Today, thanks mostly to independent efforts, New Orleans seems to be experiencing a qualified recovery. The noble resilience of its communities, driven by the cultural vibrancy their city was always known for, are the main factors in the commendable accomplishments achieved. But it’s still far from what it once was, and let’s face it: the Big Easy was already being plagued by poverty and indifference from federal authorities even before Katrina.
Whole lower-income housing projects, which were evacuated during the storm and whose management prevented its residents back years after that, were quietly demolished to give away to big speculative real estate developments that are sitting mostly idly.
This time, the collapse of the U.S. housing market was the culprit du jour to justify thousands of square feet funded and built in part by public money, but still unoccupied.
It also remains to be seen whether the rebuilt levees are capable to withstand another surge similar to Katrina’s. Many studies point to vulnerabilities in the Army Corps’ approach at fixing the broken walls and the new floodgates that were just installed around the city, as Harry Shearer’s documentary “The Big Uneasy,” for example, seems to show.
Whether the Obama administration will make good on its promises to help New Orleans come back economically remains to be seen. But the city also needs help preserving its cultural diversity, supporting its aging and poorest neighborhoods, and restoring its status as one of the most original and unique cities in the U.S. and the world.

Do you know what it means to miss New Orleans?

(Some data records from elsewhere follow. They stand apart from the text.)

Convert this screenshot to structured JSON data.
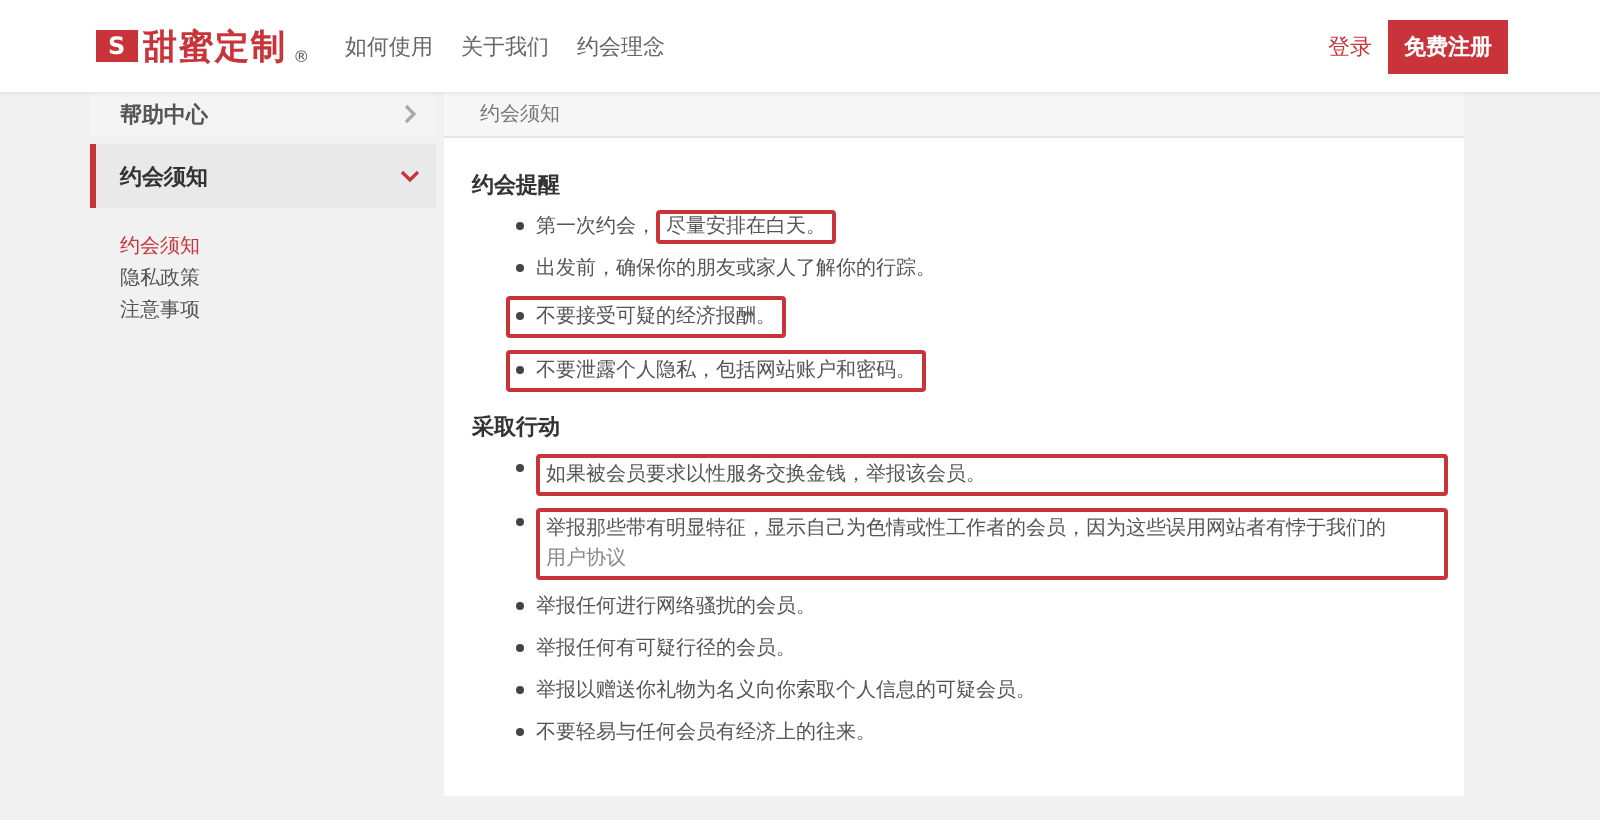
{
  "header": {
    "logo": {
      "badge": "S",
      "text": "甜蜜定制",
      "mark": "®"
    },
    "nav": [
      {
        "label": "如何使用"
      },
      {
        "label": "关于我们"
      },
      {
        "label": "约会理念"
      }
    ],
    "login": "登录",
    "register": "免费注册"
  },
  "sidebar": {
    "items": [
      {
        "label": "帮助中心",
        "selected": false,
        "expanded": false
      },
      {
        "label": "约会须知",
        "selected": true,
        "expanded": true,
        "children": [
          {
            "label": "约会须知",
            "selected": true
          },
          {
            "label": "隐私政策",
            "selected": false
          },
          {
            "label": "注意事项",
            "selected": false
          }
        ]
      }
    ]
  },
  "panel": {
    "title": "约会须知",
    "sections": [
      {
        "heading": "约会提醒",
        "items": [
          {
            "kind": "part",
            "segments": [
              {
                "text": "第一次约会，",
                "highlighted": false
              },
              {
                "text": "尽量安排在白天。",
                "highlighted": true
              }
            ]
          },
          {
            "kind": "plain",
            "segments": [
              {
                "text": "出发前，确保你的朋友或家人了解你的行踪。",
                "kind": "text"
              }
            ]
          },
          {
            "kind": "line",
            "segments": [
              {
                "text": "不要接受可疑的经济报酬。",
                "kind": "text"
              }
            ]
          },
          {
            "kind": "line",
            "segments": [
              {
                "text": "不要泄露个人隐私，包括网站账户和密码。",
                "kind": "text"
              }
            ]
          }
        ]
      },
      {
        "heading": "采取行动",
        "items": [
          {
            "kind": "block",
            "segments": [
              {
                "text": "如果被会员要求以性服务交换金钱，举报该会员。",
                "kind": "text"
              }
            ]
          },
          {
            "kind": "block",
            "segments": [
              {
                "text": "举报那些带有明显特征，显示自己为色情或性工作者的会员，因为这些误用网站者有悖于我们的",
                "kind": "text"
              },
              {
                "text": "用户协议",
                "kind": "link"
              }
            ]
          },
          {
            "kind": "plain",
            "segments": [
              {
                "text": "举报任何进行网络骚扰的会员。",
                "kind": "text"
              }
            ]
          },
          {
            "kind": "plain",
            "segments": [
              {
                "text": "举报任何有可疑行径的会员。",
                "kind": "text"
              }
            ]
          },
          {
            "kind": "plain",
            "segments": [
              {
                "text": "举报以赠送你礼物为名义向你索取个人信息的可疑会员。",
                "kind": "text"
              }
            ]
          },
          {
            "kind": "plain",
            "segments": [
              {
                "text": "不要轻易与任何会员有经济上的往来。",
                "kind": "text"
              }
            ]
          }
        ]
      }
    ]
  }
}
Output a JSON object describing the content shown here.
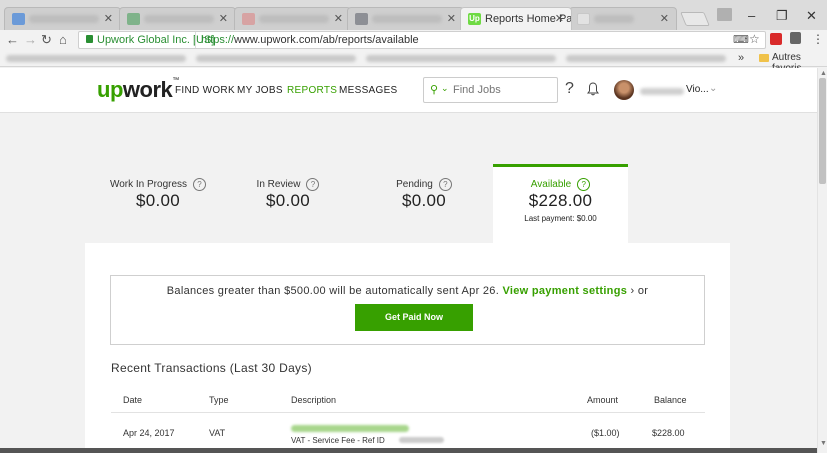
{
  "browser": {
    "tabs": [
      {
        "title": "",
        "active": false
      },
      {
        "title": "",
        "active": false
      },
      {
        "title": "",
        "active": false
      },
      {
        "title": "",
        "active": false
      },
      {
        "title": "Reports Home Page",
        "favicon": "Up",
        "active": true
      },
      {
        "title": "",
        "active": false
      }
    ],
    "secure_label": "Upwork Global Inc. [US]",
    "url_protocol": "https://",
    "url_rest": "www.upwork.com/ab/reports/available",
    "bookmarks_folder": "Autres favoris"
  },
  "header": {
    "logo_up": "up",
    "logo_rest": "work",
    "nav": [
      "FIND WORK",
      "MY JOBS",
      "REPORTS",
      "MESSAGES"
    ],
    "active_nav": "REPORTS",
    "search_placeholder": "Find Jobs",
    "user_name": "Vio..."
  },
  "balances": [
    {
      "label": "Work In Progress",
      "amount": "$0.00"
    },
    {
      "label": "In Review",
      "amount": "$0.00"
    },
    {
      "label": "Pending",
      "amount": "$0.00"
    },
    {
      "label": "Available",
      "amount": "$228.00",
      "note": "Last payment: $0.00"
    }
  ],
  "notice": {
    "text": "Balances greater than $500.00 will be automatically sent Apr 26.",
    "link": "View payment settings",
    "suffix": "› or",
    "button": "Get Paid Now"
  },
  "transactions": {
    "title": "Recent Transactions (Last 30 Days)",
    "columns": [
      "Date",
      "Type",
      "Description",
      "Amount",
      "Balance"
    ],
    "rows": [
      {
        "date": "Apr 24, 2017",
        "type": "VAT",
        "description": "VAT - Service Fee - Ref ID",
        "amount": "($1.00)",
        "balance": "$228.00"
      }
    ]
  },
  "colors": {
    "brand_green": "#37a000",
    "upwork_logo_green": "#6fda44"
  }
}
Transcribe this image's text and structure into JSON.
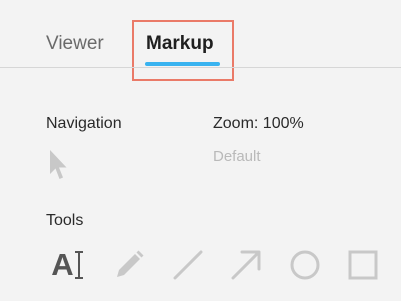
{
  "tabs": [
    {
      "label": "Viewer",
      "active": false
    },
    {
      "label": "Markup",
      "active": true
    }
  ],
  "colors": {
    "accent": "#39b3f0",
    "highlight_border": "#ea7a68",
    "background": "#f3f3f3",
    "muted_icon": "#c8c8c8"
  },
  "navigation": {
    "label": "Navigation",
    "icon": "pointer-icon"
  },
  "zoom": {
    "label": "Zoom: 100%",
    "sub_label": "Default"
  },
  "tools": {
    "label": "Tools",
    "items": [
      {
        "name": "text-tool",
        "icon": "text-icon",
        "glyph": "A"
      },
      {
        "name": "pencil-tool",
        "icon": "pencil-icon"
      },
      {
        "name": "line-tool",
        "icon": "line-icon"
      },
      {
        "name": "arrow-tool",
        "icon": "arrow-icon"
      },
      {
        "name": "circle-tool",
        "icon": "circle-icon"
      },
      {
        "name": "rectangle-tool",
        "icon": "rectangle-icon"
      }
    ]
  }
}
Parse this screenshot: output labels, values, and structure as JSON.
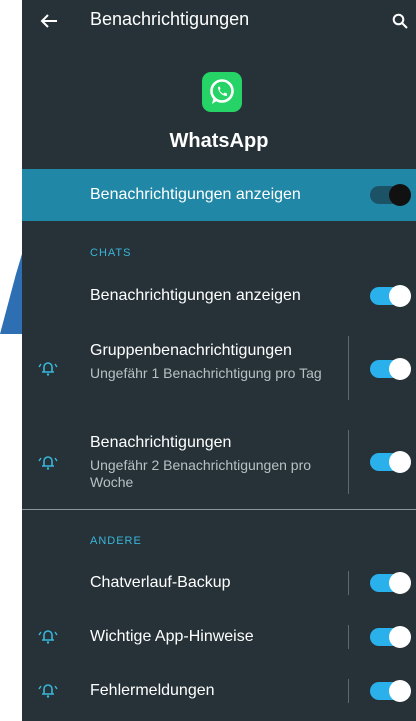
{
  "header": {
    "title": "Benachrichtigungen",
    "back_icon": "arrow-left-icon",
    "search_icon": "search-icon"
  },
  "app": {
    "name": "WhatsApp",
    "icon": "whatsapp-icon",
    "brand_color": "#25d366"
  },
  "master": {
    "label": "Benachrichtigungen anzeigen",
    "enabled": true
  },
  "sections": {
    "chats": "CHATS",
    "other": "ANDERE"
  },
  "chats": {
    "show": {
      "label": "Benachrichtigungen anzeigen",
      "enabled": true
    },
    "groups": {
      "label": "Gruppenbenachrichtigungen",
      "sub": "Ungefähr 1 Benachrichtigung pro Tag",
      "enabled": true
    },
    "messages": {
      "label": "Benachrichtigungen",
      "sub": "Ungefähr 2 Benachrichtigungen pro Woche",
      "enabled": true
    }
  },
  "other": {
    "backup": {
      "label": "Chatverlauf-Backup",
      "enabled": true
    },
    "important": {
      "label": "Wichtige App-Hinweise",
      "enabled": true
    },
    "errors": {
      "label": "Fehlermeldungen",
      "enabled": true
    }
  },
  "colors": {
    "background": "#263238",
    "highlight": "#2187a6",
    "accent": "#39b6da",
    "toggle_on": "#2ab0ea"
  }
}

I miss it both night and day.
I know that it’s wrong… this feeling’s gettin’ stronger
The longer I stay away.